That is not to say that I am an “out-of-church Christian”, I am certainly not. I have always just happened to be someone constantly on the outside looking in.
I can remember one time when I was a runaway in Phoenix, Arizona. I had just turned 16 years old and took the 300 dollar car that I had and left with my friend. To fund the trip, my friend stole a bunch of stuff from his step-father and we pawned it.
When we got to Phoenix, we knew no one. We looked for the local scene there and didn’t find too much. By the second night, I had been pulled over and my car was impounded. Instead of taking us in for no insurance, no registration and vagrancy, we were dropped off by the cops on Van Buren Street at 1 am with no money and no vehicle. Big fun.
We walked all night and in the afternoon found ourselves in a suburb on Thanksgiving Day. And almost 20 years later I can still vividly recall the feeling of standing on a curb in a pretty suburb, looking through the window at a family having Thanksgiving dinner when I had nowhere to sleep and nothing to eat.
I feel like that sometimes in regards to the church. That I am still standing on that sidewalk watching the people, knowing that their life is not my life.
I have always been drawn to the disenfranchised, dispossessed and disillusioned. And there are plenty of them out there to busy myself with, believe me. We are surrounded by the invisible, the lonely lurkers who are not seen. And they need Jesus, regardless of their station. They need care, self respect and viable options for their future. They need instruction and they need knowledge to accompany the spiritual food they are starving for.
Over the years we have found ourselves in the barrios of New Mexico, the slaughterhouse towns of Minnesota, the dying mountain towns of Pennsylvania, the Indian reservations of South Dakota, the inner city of Chicago, the rural farmtowns of Iowa and the streets and hospices of Houston.

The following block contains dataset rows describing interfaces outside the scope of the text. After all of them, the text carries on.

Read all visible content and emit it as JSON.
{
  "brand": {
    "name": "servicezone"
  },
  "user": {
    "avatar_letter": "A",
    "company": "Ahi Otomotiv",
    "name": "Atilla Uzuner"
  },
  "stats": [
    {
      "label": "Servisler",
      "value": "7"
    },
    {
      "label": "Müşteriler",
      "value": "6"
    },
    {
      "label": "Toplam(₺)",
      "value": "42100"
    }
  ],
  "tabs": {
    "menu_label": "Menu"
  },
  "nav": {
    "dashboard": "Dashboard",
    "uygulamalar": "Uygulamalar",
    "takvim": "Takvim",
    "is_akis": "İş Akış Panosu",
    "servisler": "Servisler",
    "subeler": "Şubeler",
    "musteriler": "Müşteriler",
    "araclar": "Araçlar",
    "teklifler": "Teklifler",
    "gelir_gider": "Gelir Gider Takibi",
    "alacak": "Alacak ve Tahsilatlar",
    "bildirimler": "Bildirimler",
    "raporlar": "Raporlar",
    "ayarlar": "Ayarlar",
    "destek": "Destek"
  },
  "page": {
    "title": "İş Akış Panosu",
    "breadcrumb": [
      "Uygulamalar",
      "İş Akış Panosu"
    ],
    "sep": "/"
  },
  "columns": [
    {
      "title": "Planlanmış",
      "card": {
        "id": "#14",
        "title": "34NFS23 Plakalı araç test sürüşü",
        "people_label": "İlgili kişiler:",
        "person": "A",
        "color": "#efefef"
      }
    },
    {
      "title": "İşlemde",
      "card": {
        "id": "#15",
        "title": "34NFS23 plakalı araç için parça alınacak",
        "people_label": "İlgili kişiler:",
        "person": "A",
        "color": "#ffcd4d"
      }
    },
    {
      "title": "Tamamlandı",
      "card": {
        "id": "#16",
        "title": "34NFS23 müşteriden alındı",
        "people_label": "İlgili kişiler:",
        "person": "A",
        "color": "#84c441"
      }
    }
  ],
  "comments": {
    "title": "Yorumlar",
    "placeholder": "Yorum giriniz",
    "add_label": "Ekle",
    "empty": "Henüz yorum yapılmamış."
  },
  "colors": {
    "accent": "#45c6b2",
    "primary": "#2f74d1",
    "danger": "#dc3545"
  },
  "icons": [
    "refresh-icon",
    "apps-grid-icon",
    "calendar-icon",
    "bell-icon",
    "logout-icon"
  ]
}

We have been shocked by the apathy of the church so many times that we have grown quite jaded. When we work with squatters in Chicago and discover that there are 5500 homeless youth there but only 200 available beds in shelters, yet the church will not concern itself with the problem, it is easy to get frustrated and tired.

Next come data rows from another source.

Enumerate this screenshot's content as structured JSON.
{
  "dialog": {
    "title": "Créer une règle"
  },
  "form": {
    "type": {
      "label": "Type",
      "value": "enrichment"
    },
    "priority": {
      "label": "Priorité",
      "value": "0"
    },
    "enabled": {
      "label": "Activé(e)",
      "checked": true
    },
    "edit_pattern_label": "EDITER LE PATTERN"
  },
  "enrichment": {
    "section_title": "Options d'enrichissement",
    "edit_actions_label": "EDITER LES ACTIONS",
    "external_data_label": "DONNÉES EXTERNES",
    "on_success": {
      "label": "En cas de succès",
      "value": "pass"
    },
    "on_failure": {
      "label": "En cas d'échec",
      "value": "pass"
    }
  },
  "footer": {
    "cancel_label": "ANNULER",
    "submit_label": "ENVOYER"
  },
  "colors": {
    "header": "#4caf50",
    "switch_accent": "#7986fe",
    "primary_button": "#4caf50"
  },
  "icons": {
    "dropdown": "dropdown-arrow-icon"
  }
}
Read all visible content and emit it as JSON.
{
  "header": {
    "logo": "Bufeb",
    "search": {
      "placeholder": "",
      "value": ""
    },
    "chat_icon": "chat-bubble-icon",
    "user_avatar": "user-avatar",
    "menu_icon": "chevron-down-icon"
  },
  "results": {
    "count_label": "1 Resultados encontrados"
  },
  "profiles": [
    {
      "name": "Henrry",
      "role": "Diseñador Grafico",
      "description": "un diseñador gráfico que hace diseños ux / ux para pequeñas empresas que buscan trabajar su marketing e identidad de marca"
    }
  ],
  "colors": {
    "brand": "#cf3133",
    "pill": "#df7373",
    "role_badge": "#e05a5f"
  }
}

We have been faced with the problem of watching theTally-heads, the 8 and 9 year old kids who take dollar bills into the dark alleys of Uptown to buy a thinner-dipped rag to get high with, then wander drunkenly down the streets, oblivious to the world and quite invisible to the church. Little bodies that can no longer think are many times kidnapped for use in underground kiddie porn or murdered in an abandoned tenement with no one to shed a tear for them at all.
The Natives on the reservations, drunk and diseased as a lifestyle. In the county where we lived, there was an 85 percent alcoholism rate. It was common to see 11 year old girls pregnant from a night of terrifying rape, usually at the hands of a drunken relative. Ten to fifteen people living in two rooms, grandmothers taking care of the continuous line of children birthed to mothers who do not care and have no way to properly raise the children, and the wheel turns on and on and on. And faced with the awful trauma, the church sent food to an already obese people as an answer.

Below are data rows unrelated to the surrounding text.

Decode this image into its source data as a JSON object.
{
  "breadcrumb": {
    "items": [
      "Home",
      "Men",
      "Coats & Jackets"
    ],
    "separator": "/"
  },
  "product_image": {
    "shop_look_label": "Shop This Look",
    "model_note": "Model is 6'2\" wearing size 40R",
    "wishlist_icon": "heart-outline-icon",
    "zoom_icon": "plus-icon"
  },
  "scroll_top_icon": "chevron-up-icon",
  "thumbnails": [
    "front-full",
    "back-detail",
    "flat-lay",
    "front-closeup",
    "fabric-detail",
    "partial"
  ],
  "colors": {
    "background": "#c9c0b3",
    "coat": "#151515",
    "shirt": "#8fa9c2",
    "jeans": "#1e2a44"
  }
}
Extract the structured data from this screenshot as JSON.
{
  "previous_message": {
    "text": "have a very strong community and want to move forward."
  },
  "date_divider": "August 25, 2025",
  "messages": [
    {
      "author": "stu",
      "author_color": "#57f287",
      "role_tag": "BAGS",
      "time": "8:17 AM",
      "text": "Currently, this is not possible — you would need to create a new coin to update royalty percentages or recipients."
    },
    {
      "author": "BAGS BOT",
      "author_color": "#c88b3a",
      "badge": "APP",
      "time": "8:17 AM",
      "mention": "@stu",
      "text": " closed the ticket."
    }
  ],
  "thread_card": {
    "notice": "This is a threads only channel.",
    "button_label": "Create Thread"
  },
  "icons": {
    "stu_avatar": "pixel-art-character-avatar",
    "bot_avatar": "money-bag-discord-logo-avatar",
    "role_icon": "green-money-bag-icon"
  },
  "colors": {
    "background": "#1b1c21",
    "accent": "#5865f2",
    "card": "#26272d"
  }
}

Over and over again we have stood helpless in the face of dire need. And over and over again we find the church unwilling to do anything at all about it.
And after screaming ourselves hoarse for the church to awake from its sugar coma to no avail, only one solution makes any real sense: to become the church on our own terms and among our own kind and to meet the needs that we see with abandon.
To plant churches in the inconvenient places, to raise up preachers discipled ourselves and to evangelize in the way that we feel led, not needing permission or approval from anyone. To organize into a group that will not shirk the responsibility and will never break and run when faced with outrageous odds.
We must reemploy the tactics of the Methodist circuit riders, planting where there is a need and not caring if it is rural or how many show up for services. We must train those that are saved to take the message to the world. We must put evangelism first here in this country, using tents and street ministry to win those who are not even sought by the traditional church.
We must take responsibility for the state of our generation and win the lost at any cost.
I will not be tormented by spiritual impotence anymore, friends. I will not miss one more invitation to third world nations because the church does not care. I will not see brothers suffer in obscurity because they are not marketable.
I can not live with the hauntings any longer, the ghosts of the faces of those we have left behind, the need still there, the pain still there.
This must become our moment as the outcast church, our time to band together and to do all that is in our hearts to do. We must find a way because if we do not, no way will ever be found. The need is the claim on you and I.
And truthfully, what better place than right here and what better time than right now?